(Extracted data Opens)

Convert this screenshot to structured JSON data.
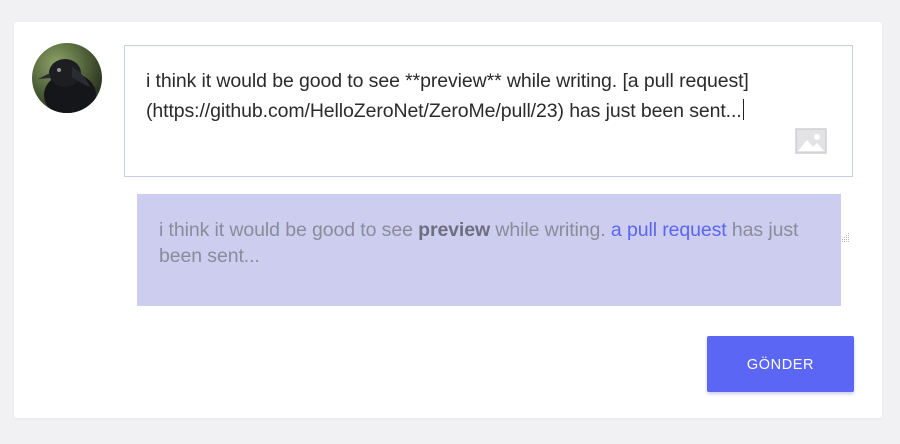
{
  "composer": {
    "text": "i think it would be good to see **preview** while writing. [a pull request](https://github.com/HelloZeroNet/ZeroMe/pull/23) has just been sent...",
    "image_icon": "image-icon"
  },
  "preview": {
    "before_bold": "i think it would be good to see ",
    "bold": "preview",
    "after_bold": " while writing. ",
    "link_text": "a pull request",
    "after_link": " has just been sent..."
  },
  "actions": {
    "send_label": "GÖNDER"
  },
  "colors": {
    "accent": "#5b66f5",
    "preview_background": "#cdcdef",
    "link": "#5b66f0"
  }
}
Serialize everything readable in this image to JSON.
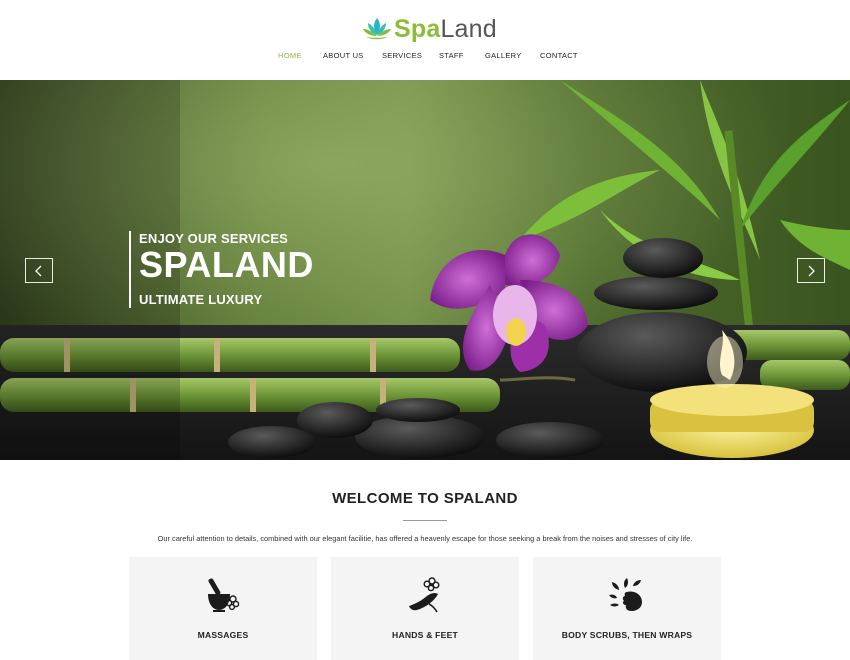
{
  "brand": {
    "name_part1": "Spa",
    "name_part2": "Land",
    "logo_icon": "lotus-icon",
    "accent": "#8dbb3a"
  },
  "nav": {
    "items": [
      {
        "label": "HOME",
        "active": true
      },
      {
        "label": "ABOUT US",
        "active": false
      },
      {
        "label": "SERVICES",
        "active": false
      },
      {
        "label": "STAFF",
        "active": false
      },
      {
        "label": "GALLERY",
        "active": false
      },
      {
        "label": "CONTACT",
        "active": false
      }
    ]
  },
  "hero": {
    "kicker": "ENJOY OUR SERVICES",
    "title": "SPALAND",
    "subtitle": "ULTIMATE LUXURY",
    "prev_icon": "chevron-left-icon",
    "next_icon": "chevron-right-icon"
  },
  "welcome": {
    "title": "WELCOME TO SPALAND",
    "text": "Our careful attention to details, combined with our elegant facilitie, has offered a heavenly escape for those seeking a break from the noises and stresses of city life."
  },
  "services": [
    {
      "label": "MASSAGES",
      "icon": "mortar-pestle-icon"
    },
    {
      "label": "HANDS & FEET",
      "icon": "foot-flower-icon"
    },
    {
      "label": "BODY SCRUBS, THEN WRAPS",
      "icon": "face-leaves-icon"
    }
  ]
}
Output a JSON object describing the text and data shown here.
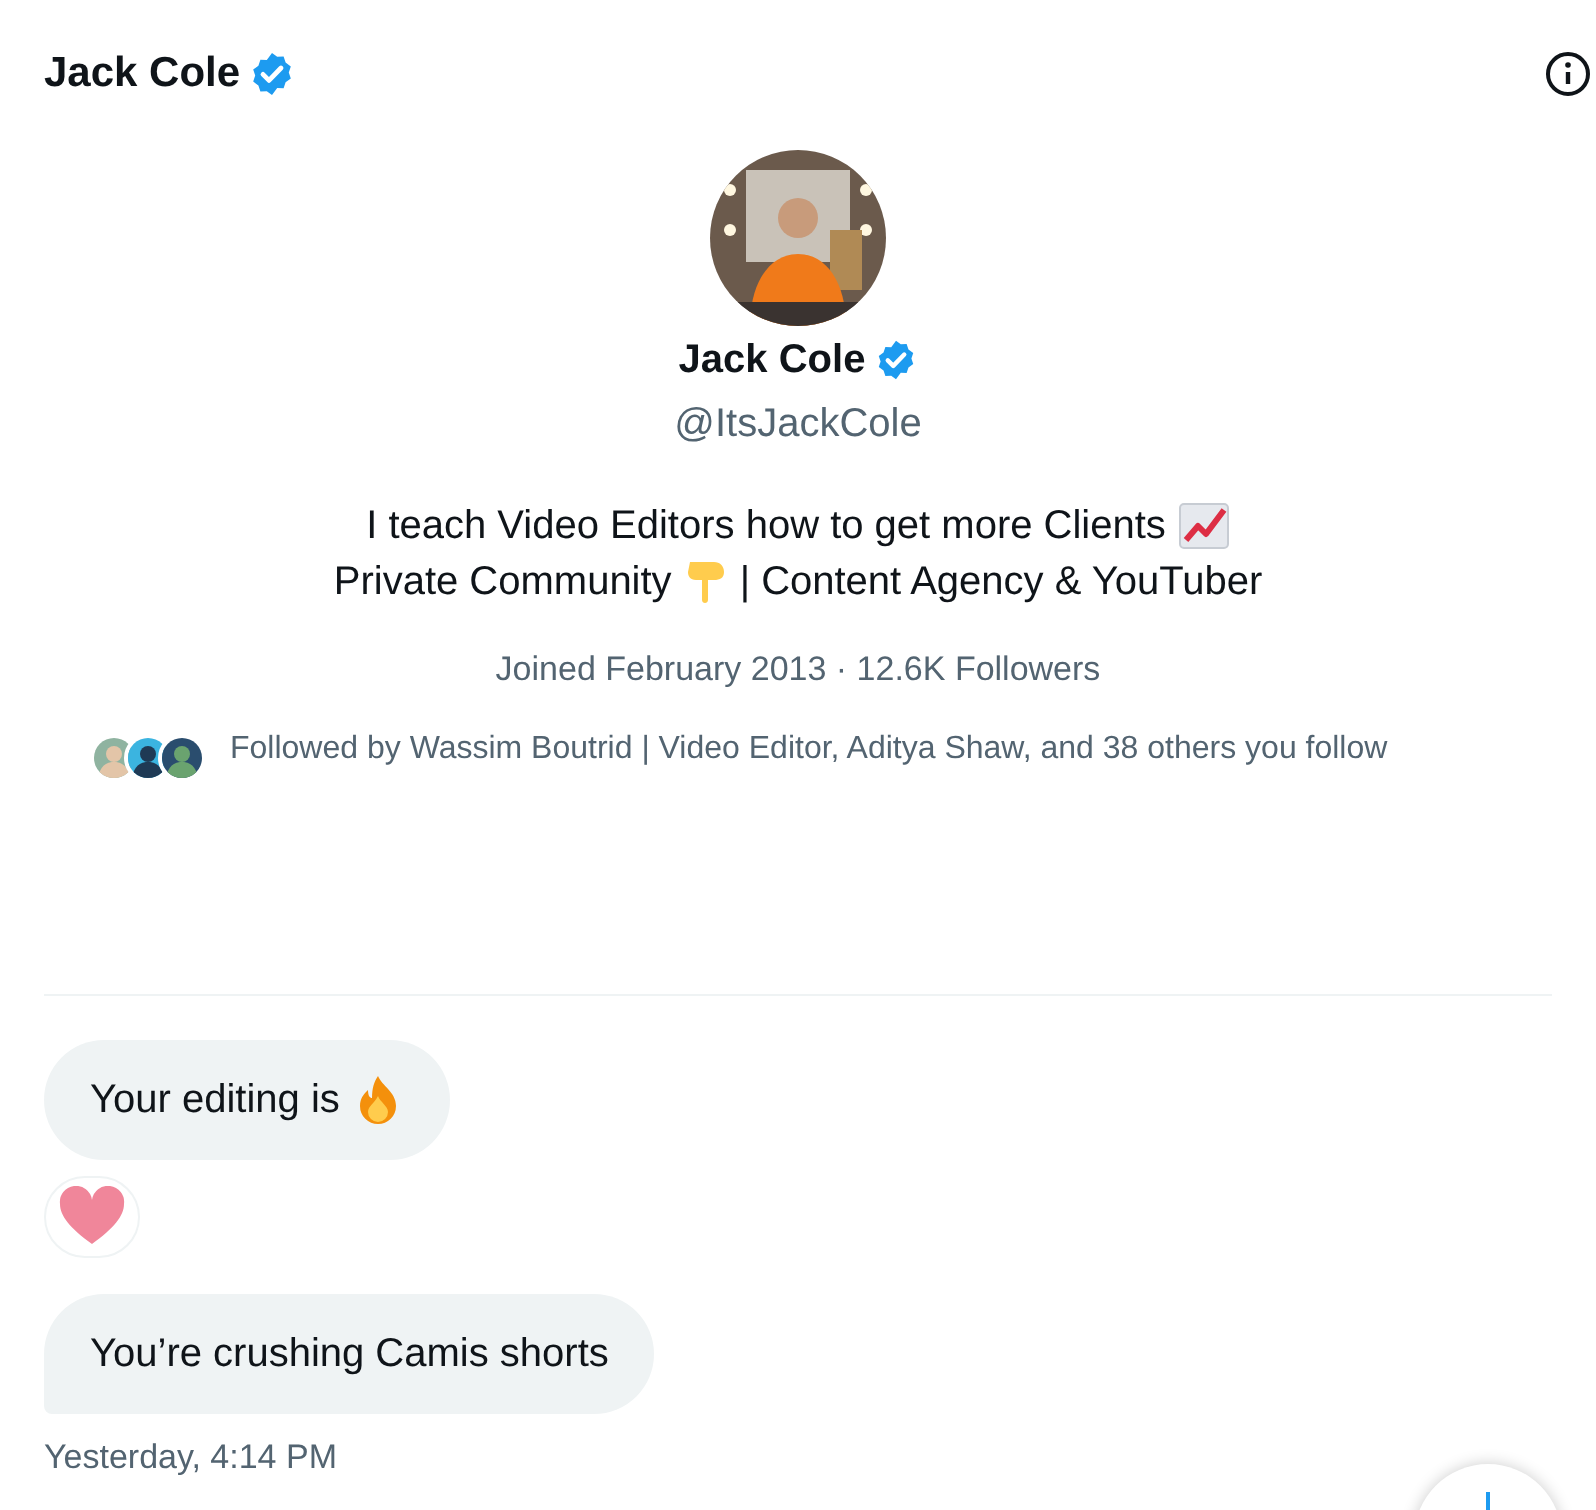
{
  "header": {
    "title": "Jack Cole",
    "verified": true
  },
  "profile": {
    "name": "Jack Cole",
    "verified": true,
    "handle": "@ItsJackCole",
    "bio": [
      [
        {
          "kind": "text",
          "text": "I teach Video Editors how to get more Clients"
        },
        {
          "kind": "chart"
        }
      ],
      [
        {
          "kind": "text",
          "text": "Private Community"
        },
        {
          "kind": "pointing-down"
        },
        {
          "kind": "text",
          "text": "| Content Agency & YouTuber"
        }
      ]
    ],
    "joined": "Joined February 2013 · 12.6K Followers",
    "followed_by": "Followed by Wassim Boutrid | Video Editor, Aditya Shaw, and 38 others you follow"
  },
  "messages": [
    {
      "parts": [
        {
          "kind": "text",
          "text": "Your editing is"
        },
        {
          "kind": "fire"
        }
      ],
      "reactions": [
        {
          "kind": "heart"
        }
      ]
    },
    {
      "parts": [
        {
          "kind": "text",
          "text": "You’re crushing Camis shorts"
        }
      ],
      "timestamp": "Yesterday, 4:14 PM"
    }
  ]
}
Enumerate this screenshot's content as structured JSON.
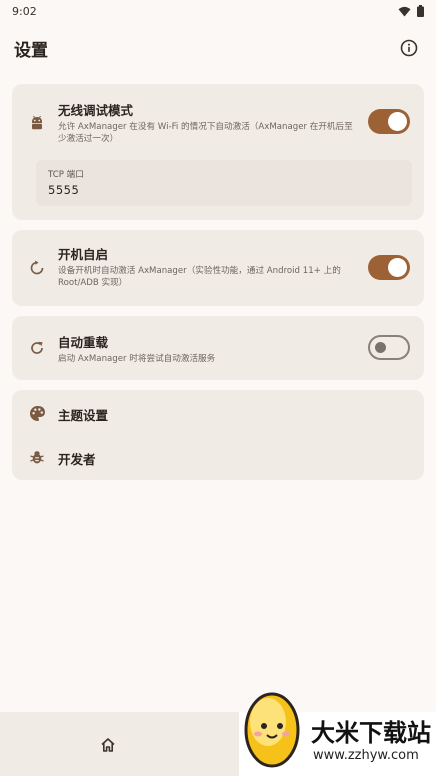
{
  "status_bar": {
    "time": "9:02"
  },
  "appbar": {
    "title": "设置"
  },
  "wireless_card": {
    "title": "无线调试模式",
    "description": "允许 AxManager 在没有 Wi-Fi 的情况下自动激活（AxManager 在开机后至少激活过一次）",
    "enabled": true,
    "tcp_port": {
      "label": "TCP 端口",
      "value": "5555"
    }
  },
  "boot_card": {
    "title": "开机自启",
    "description": "设备开机时自动激活 AxManager（实验性功能，通过 Android 11+ 上的 Root/ADB 实现）",
    "enabled": true
  },
  "reload_card": {
    "title": "自动重载",
    "description": "启动 AxManager 时将尝试自动激活服务",
    "enabled": false
  },
  "menu": {
    "theme_label": "主题设置",
    "developer_label": "开发者"
  },
  "watermark": {
    "brand": "大米下载站",
    "url": "www.zzhyw.com"
  },
  "colors": {
    "accent": "#9c6235",
    "card": "#f1ebe6",
    "background": "#fbf8f5"
  }
}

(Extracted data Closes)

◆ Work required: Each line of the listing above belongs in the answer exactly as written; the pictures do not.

◆ Response to this task:
Convert this screenshot to structured JSON data.
{
  "composer": {
    "text": "i think it would be good to see **preview** while writing. [a pull request](https://github.com/HelloZeroNet/ZeroMe/pull/23) has just been sent...",
    "image_icon": "image-icon"
  },
  "preview": {
    "before_bold": "i think it would be good to see ",
    "bold": "preview",
    "after_bold": " while writing. ",
    "link_text": "a pull request",
    "after_link": " has just been sent..."
  },
  "actions": {
    "send_label": "GÖNDER"
  },
  "colors": {
    "accent": "#5b66f5",
    "preview_background": "#cdcdef",
    "link": "#5b66f0"
  }
}
Serialize everything readable in this image to JSON.
{
  "brand": {
    "name_part1": "Spa",
    "name_part2": "Land",
    "logo_icon": "lotus-icon",
    "accent": "#8dbb3a"
  },
  "nav": {
    "items": [
      {
        "label": "HOME",
        "active": true
      },
      {
        "label": "ABOUT US",
        "active": false
      },
      {
        "label": "SERVICES",
        "active": false
      },
      {
        "label": "STAFF",
        "active": false
      },
      {
        "label": "GALLERY",
        "active": false
      },
      {
        "label": "CONTACT",
        "active": false
      }
    ]
  },
  "hero": {
    "kicker": "ENJOY OUR SERVICES",
    "title": "SPALAND",
    "subtitle": "ULTIMATE LUXURY",
    "prev_icon": "chevron-left-icon",
    "next_icon": "chevron-right-icon"
  },
  "welcome": {
    "title": "WELCOME TO SPALAND",
    "text": "Our careful attention to details, combined with our elegant facilitie, has offered a heavenly escape for those seeking a break from the noises and stresses of city life."
  },
  "services": [
    {
      "label": "MASSAGES",
      "icon": "mortar-pestle-icon"
    },
    {
      "label": "HANDS & FEET",
      "icon": "foot-flower-icon"
    },
    {
      "label": "BODY SCRUBS, THEN WRAPS",
      "icon": "face-leaves-icon"
    }
  ]
}
Output a JSON object describing the text and data shown here.
{
  "header": {
    "title": "Jack Cole",
    "verified": true
  },
  "profile": {
    "name": "Jack Cole",
    "verified": true,
    "handle": "@ItsJackCole",
    "bio": [
      [
        {
          "kind": "text",
          "text": "I teach Video Editors how to get more Clients"
        },
        {
          "kind": "chart"
        }
      ],
      [
        {
          "kind": "text",
          "text": "Private Community"
        },
        {
          "kind": "pointing-down"
        },
        {
          "kind": "text",
          "text": "| Content Agency & YouTuber"
        }
      ]
    ],
    "joined": "Joined February 2013 · 12.6K Followers",
    "followed_by": "Followed by Wassim Boutrid | Video Editor, Aditya Shaw, and 38 others you follow"
  },
  "messages": [
    {
      "parts": [
        {
          "kind": "text",
          "text": "Your editing is"
        },
        {
          "kind": "fire"
        }
      ],
      "reactions": [
        {
          "kind": "heart"
        }
      ]
    },
    {
      "parts": [
        {
          "kind": "text",
          "text": "You’re crushing Camis shorts"
        }
      ],
      "timestamp": "Yesterday, 4:14 PM"
    }
  ]
}
Enumerate this screenshot's content as structured JSON.
{
  "status_bar": {
    "time": "9:02"
  },
  "appbar": {
    "title": "设置"
  },
  "wireless_card": {
    "title": "无线调试模式",
    "description": "允许 AxManager 在没有 Wi-Fi 的情况下自动激活（AxManager 在开机后至少激活过一次）",
    "enabled": true,
    "tcp_port": {
      "label": "TCP 端口",
      "value": "5555"
    }
  },
  "boot_card": {
    "title": "开机自启",
    "description": "设备开机时自动激活 AxManager（实验性功能，通过 Android 11+ 上的 Root/ADB 实现）",
    "enabled": true
  },
  "reload_card": {
    "title": "自动重载",
    "description": "启动 AxManager 时将尝试自动激活服务",
    "enabled": false
  },
  "menu": {
    "theme_label": "主题设置",
    "developer_label": "开发者"
  },
  "watermark": {
    "brand": "大米下载站",
    "url": "www.zzhyw.com"
  },
  "colors": {
    "accent": "#9c6235",
    "card": "#f1ebe6",
    "background": "#fbf8f5"
  }
}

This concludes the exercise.